*Exercise instructions*:
Every entry below needs to be copied exactly.

^^^^

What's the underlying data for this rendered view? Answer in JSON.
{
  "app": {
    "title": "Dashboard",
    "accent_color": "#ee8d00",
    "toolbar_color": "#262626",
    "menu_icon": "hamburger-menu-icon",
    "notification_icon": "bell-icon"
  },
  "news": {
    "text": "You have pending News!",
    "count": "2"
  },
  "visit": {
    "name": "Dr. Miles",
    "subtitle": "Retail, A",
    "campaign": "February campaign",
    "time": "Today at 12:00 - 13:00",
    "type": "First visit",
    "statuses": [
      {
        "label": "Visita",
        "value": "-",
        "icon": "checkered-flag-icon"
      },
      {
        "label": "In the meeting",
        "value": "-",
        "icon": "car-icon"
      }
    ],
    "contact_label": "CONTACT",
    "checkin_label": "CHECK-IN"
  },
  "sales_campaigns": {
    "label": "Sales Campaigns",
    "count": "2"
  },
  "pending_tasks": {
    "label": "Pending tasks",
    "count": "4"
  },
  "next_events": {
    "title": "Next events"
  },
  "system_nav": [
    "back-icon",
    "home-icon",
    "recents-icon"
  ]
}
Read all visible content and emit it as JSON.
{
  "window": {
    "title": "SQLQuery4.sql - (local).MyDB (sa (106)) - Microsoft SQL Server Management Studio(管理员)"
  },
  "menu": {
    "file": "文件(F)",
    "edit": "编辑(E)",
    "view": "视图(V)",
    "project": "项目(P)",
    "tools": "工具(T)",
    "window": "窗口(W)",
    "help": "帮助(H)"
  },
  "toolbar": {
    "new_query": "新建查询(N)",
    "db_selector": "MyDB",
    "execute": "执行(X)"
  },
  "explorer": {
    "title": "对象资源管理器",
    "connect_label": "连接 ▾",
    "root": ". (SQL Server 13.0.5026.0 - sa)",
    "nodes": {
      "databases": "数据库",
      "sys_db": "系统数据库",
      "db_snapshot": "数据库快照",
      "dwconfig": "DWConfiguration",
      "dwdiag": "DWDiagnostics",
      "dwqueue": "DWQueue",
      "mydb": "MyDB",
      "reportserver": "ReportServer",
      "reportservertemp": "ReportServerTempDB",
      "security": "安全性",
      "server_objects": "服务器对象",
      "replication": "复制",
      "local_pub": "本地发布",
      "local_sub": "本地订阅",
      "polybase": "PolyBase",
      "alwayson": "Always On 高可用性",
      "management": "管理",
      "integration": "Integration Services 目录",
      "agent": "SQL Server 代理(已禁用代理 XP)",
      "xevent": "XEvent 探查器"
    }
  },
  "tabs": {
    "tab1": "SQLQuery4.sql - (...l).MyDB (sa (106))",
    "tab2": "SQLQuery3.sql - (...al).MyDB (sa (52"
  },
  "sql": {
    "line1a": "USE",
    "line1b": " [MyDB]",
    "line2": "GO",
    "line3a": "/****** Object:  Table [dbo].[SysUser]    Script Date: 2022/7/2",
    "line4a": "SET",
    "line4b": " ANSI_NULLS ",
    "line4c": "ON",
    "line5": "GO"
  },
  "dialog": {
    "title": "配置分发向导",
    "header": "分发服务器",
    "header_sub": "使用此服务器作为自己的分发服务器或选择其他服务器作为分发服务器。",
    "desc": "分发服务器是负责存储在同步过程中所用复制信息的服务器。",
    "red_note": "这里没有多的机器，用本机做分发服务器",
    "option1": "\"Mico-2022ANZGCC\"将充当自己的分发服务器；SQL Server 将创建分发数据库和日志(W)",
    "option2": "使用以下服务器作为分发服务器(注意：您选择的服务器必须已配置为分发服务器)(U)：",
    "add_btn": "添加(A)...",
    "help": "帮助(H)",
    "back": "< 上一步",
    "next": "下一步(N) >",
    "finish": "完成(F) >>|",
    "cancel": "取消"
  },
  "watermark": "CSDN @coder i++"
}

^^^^

*Completed task*:
What's the underlying data for this rendered view? Answer in JSON.
{
  "app": {
    "title": "Dashboard",
    "accent_color": "#ee8d00",
    "toolbar_color": "#262626",
    "menu_icon": "hamburger-menu-icon",
    "notification_icon": "bell-icon"
  },
  "news": {
    "text": "You have pending News!",
    "count": "2"
  },
  "visit": {
    "name": "Dr. Miles",
    "subtitle": "Retail, A",
    "campaign": "February campaign",
    "time": "Today at 12:00 - 13:00",
    "type": "First visit",
    "statuses": [
      {
        "label": "Visita",
        "value": "-",
        "icon": "checkered-flag-icon"
      },
      {
        "label": "In the meeting",
        "value": "-",
        "icon": "car-icon"
      }
    ],
    "contact_label": "CONTACT",
    "checkin_label": "CHECK-IN"
  },
  "sales_campaigns": {
    "label": "Sales Campaigns",
    "count": "2"
  },
  "pending_tasks": {
    "label": "Pending tasks",
    "count": "4"
  },
  "next_events": {
    "title": "Next events"
  },
  "system_nav": [
    "back-icon",
    "home-icon",
    "recents-icon"
  ]
}
Read all visible content and emit it as JSON.
{
  "window": {
    "title": "SQLQuery4.sql - (local).MyDB (sa (106)) - Microsoft SQL Server Management Studio(管理员)"
  },
  "menu": {
    "file": "文件(F)",
    "edit": "编辑(E)",
    "view": "视图(V)",
    "project": "项目(P)",
    "tools": "工具(T)",
    "window": "窗口(W)",
    "help": "帮助(H)"
  },
  "toolbar": {
    "new_query": "新建查询(N)",
    "db_selector": "MyDB",
    "execute": "执行(X)"
  },
  "explorer": {
    "title": "对象资源管理器",
    "connect_label": "连接 ▾",
    "root": ". (SQL Server 13.0.5026.0 - sa)",
    "nodes": {
      "databases": "数据库",
      "sys_db": "系统数据库",
      "db_snapshot": "数据库快照",
      "dwconfig": "DWConfiguration",
      "dwdiag": "DWDiagnostics",
      "dwqueue": "DWQueue",
      "mydb": "MyDB",
      "reportserver": "ReportServer",
      "reportservertemp": "ReportServerTempDB",
      "security": "安全性",
      "server_objects": "服务器对象",
      "replication": "复制",
      "local_pub": "本地发布",
      "local_sub": "本地订阅",
      "polybase": "PolyBase",
      "alwayson": "Always On 高可用性",
      "management": "管理",
      "integration": "Integration Services 目录",
      "agent": "SQL Server 代理(已禁用代理 XP)",
      "xevent": "XEvent 探查器"
    }
  },
  "tabs": {
    "tab1": "SQLQuery4.sql - (...l).MyDB (sa (106))",
    "tab2": "SQLQuery3.sql - (...al).MyDB (sa (52"
  },
  "sql": {
    "line1a": "USE",
    "line1b": " [MyDB]",
    "line2": "GO",
    "line3a": "/****** Object:  Table [dbo].[SysUser]    Script Date: 2022/7/2",
    "line4a": "SET",
    "line4b": " ANSI_NULLS ",
    "line4c": "ON",
    "line5": "GO"
  },
  "dialog": {
    "title": "配置分发向导",
    "header": "分发服务器",
    "header_sub": "使用此服务器作为自己的分发服务器或选择其他服务器作为分发服务器。",
    "desc": "分发服务器是负责存储在同步过程中所用复制信息的服务器。",
    "red_note": "这里没有多的机器，用本机做分发服务器",
    "option1": "\"Mico-2022ANZGCC\"将充当自己的分发服务器；SQL Server 将创建分发数据库和日志(W)",
    "option2": "使用以下服务器作为分发服务器(注意：您选择的服务器必须已配置为分发服务器)(U)：",
    "add_btn": "添加(A)...",
    "help": "帮助(H)",
    "back": "< 上一步",
    "next": "下一步(N) >",
    "finish": "完成(F) >>|",
    "cancel": "取消"
  },
  "watermark": "CSDN @coder i++"
}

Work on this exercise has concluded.